▶ PROBLEM STATEMENT
Only lines containing the string "suas" belong in the answer; copy all of them from the entries.

▶ RECORDS TO PROCESS
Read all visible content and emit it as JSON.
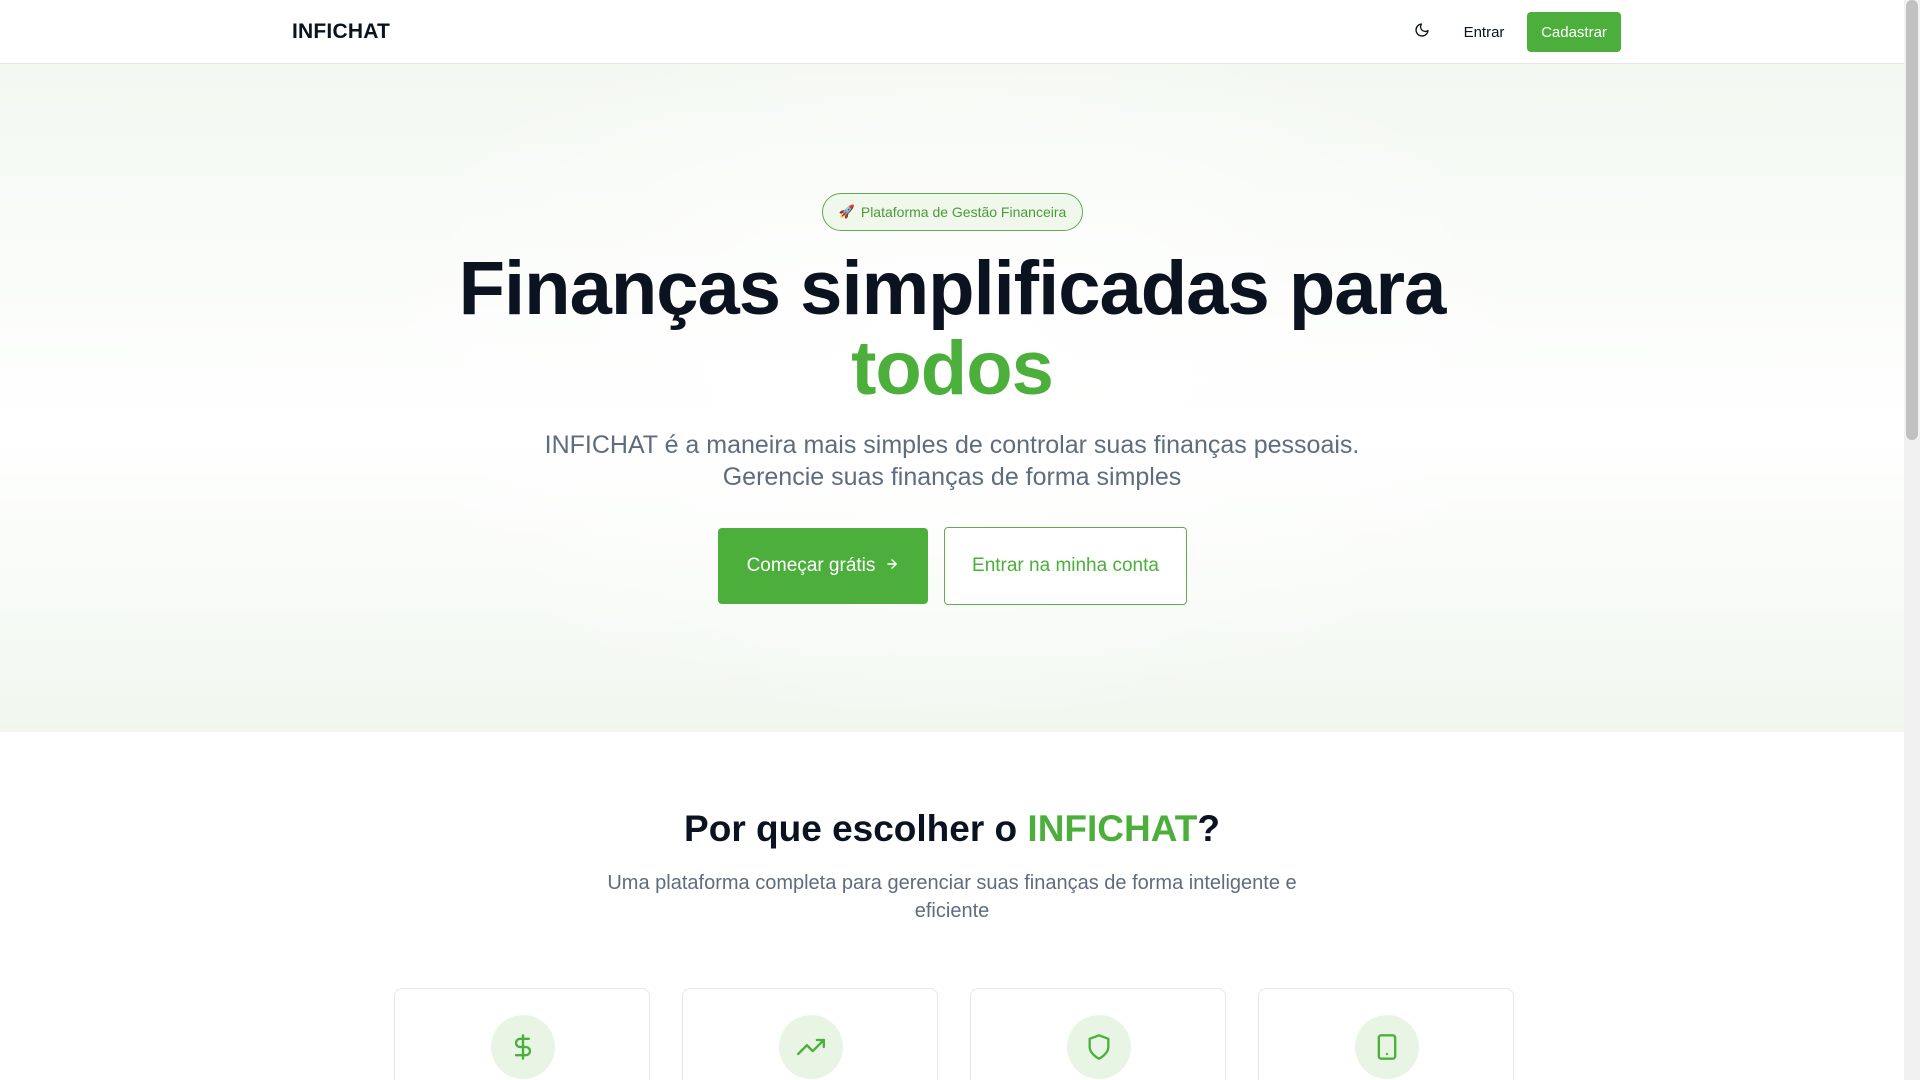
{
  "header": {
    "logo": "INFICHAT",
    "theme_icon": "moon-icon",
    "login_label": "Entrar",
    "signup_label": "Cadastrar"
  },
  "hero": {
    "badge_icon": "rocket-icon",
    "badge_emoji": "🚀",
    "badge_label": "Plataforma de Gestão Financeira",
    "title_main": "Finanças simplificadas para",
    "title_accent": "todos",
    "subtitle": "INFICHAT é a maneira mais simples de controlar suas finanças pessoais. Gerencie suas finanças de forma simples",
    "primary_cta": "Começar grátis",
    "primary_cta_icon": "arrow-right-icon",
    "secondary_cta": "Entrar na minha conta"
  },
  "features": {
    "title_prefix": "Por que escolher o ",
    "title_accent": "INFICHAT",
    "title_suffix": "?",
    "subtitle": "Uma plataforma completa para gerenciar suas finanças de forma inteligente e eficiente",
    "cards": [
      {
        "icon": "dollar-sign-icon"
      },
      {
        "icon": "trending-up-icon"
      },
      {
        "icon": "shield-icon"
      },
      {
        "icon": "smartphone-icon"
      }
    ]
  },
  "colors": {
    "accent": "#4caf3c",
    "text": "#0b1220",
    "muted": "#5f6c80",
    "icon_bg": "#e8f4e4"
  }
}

▶ OUTPUT BELOW
    "subtitle": "INFICHAT é a maneira mais simples de controlar suas finanças pessoais. Gerencie suas finanças de forma simples",
    "subtitle": "Uma plataforma completa para gerenciar suas finanças de forma inteligente e eficiente",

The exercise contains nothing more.